What kinds of projects might we be looking for?
As we move towards becoming a lower waste society, our aim is to identify and support the best opportunities for community-scale action.
We are particularly looking for projects that:
- Have the potential to scale
- Are approaching an old problem in a new way
- that are exploring innovative finance mechanisms to ensure longer-term sustainability
- Are exploring narratives to engage new audiences and address behaviour change
- Are clearly pointing towards the potential for systemic change.
We’re also keen that applicants are able to identify the carbon impact of their project.
The following examples are an indication only and we hope that they’ll provide inspiration to communities thinking of applying, but we’re also interested in hearing about other ideas and approaches:
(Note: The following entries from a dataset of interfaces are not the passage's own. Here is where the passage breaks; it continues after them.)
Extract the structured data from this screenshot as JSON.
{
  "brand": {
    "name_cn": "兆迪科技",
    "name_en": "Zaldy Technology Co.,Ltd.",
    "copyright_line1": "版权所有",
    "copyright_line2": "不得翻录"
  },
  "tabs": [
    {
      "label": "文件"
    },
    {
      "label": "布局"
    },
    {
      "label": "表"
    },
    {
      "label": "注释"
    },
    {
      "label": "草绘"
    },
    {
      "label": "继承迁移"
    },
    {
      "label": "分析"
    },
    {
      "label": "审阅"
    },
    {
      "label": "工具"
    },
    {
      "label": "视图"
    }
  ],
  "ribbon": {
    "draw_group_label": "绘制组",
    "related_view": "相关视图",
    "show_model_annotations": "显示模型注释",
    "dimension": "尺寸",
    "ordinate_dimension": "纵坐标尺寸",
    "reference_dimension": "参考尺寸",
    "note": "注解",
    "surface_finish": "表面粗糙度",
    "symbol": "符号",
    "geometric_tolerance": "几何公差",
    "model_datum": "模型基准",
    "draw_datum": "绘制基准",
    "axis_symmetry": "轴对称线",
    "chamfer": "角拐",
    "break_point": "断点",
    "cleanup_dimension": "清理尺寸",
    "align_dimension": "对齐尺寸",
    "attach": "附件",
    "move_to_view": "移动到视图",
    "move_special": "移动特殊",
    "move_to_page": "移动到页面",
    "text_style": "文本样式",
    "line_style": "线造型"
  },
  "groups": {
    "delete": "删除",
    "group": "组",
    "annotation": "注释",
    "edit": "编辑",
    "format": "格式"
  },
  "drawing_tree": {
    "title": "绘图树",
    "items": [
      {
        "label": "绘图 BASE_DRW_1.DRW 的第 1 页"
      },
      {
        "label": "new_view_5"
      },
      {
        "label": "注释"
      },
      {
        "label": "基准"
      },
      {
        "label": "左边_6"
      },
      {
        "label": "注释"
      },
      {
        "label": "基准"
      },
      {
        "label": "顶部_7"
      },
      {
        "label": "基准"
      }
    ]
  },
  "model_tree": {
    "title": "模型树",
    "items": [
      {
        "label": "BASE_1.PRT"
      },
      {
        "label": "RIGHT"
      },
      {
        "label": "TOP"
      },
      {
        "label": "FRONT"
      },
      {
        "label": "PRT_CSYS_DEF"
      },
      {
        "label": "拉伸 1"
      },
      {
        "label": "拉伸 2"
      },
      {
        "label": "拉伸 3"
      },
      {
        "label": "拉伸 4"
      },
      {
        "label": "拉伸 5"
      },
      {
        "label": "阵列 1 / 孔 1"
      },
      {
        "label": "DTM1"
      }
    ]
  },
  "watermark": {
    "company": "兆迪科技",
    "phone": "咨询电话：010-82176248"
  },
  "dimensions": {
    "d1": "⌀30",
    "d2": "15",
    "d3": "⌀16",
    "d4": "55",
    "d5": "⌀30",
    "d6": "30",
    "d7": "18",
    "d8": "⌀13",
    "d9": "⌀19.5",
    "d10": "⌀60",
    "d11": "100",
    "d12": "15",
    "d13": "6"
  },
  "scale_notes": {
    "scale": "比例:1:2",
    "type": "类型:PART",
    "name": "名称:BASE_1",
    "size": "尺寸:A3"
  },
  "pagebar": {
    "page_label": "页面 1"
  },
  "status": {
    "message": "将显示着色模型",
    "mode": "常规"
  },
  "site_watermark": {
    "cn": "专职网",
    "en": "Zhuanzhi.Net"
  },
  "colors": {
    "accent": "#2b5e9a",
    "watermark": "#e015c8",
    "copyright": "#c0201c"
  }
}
- Repair & re-use projects, repair workshops and skill sharing like The Re-Start Project and Edinburgh Remakery; or championing borrowing instead of buying new, such as the Library of Things has done.
- Food waste projects, like Made in Hackney’s Plant-based Community Cookery School, with courses focused on zero waste cooking, or Real Junk Food Manchester, which launched the city’s first waste food pay-as-you-feel restaurant. Projects may find ways to rescue surplus produce from farms where it would otherwise be wasted like Gleaning Network.
- Retail & consumerism – and particularly projects focusing on behaviour change. We’re interested in how communities can develop, and capitalise on, growing consumer demand for climate-friendly products and services as their own consumption behaviours change.
- Sustainable fashion – encouraging clothing mending or swapping schemes, such as Leeds Community Clothes Exchange, or looking at ways to develop and support local suppliers or activities that explore retail and fashion with respect to power and privilege and intersectional environmentalism.
- Reimagining waste flows - Project examples of specific waste stream diversion include community-led wood recycling projects; left-over paint collection; toy reuse schemes.
In this round of funding, we are not looking to support projects that look at waste energy (energy efficiency in buildings). We’re also unable to fund project activities which directly replace statutory responsibilities (for example projects looking at waste collection or recycling are unlikely to be eligible for funding).
You can find more information about the second round of funding here.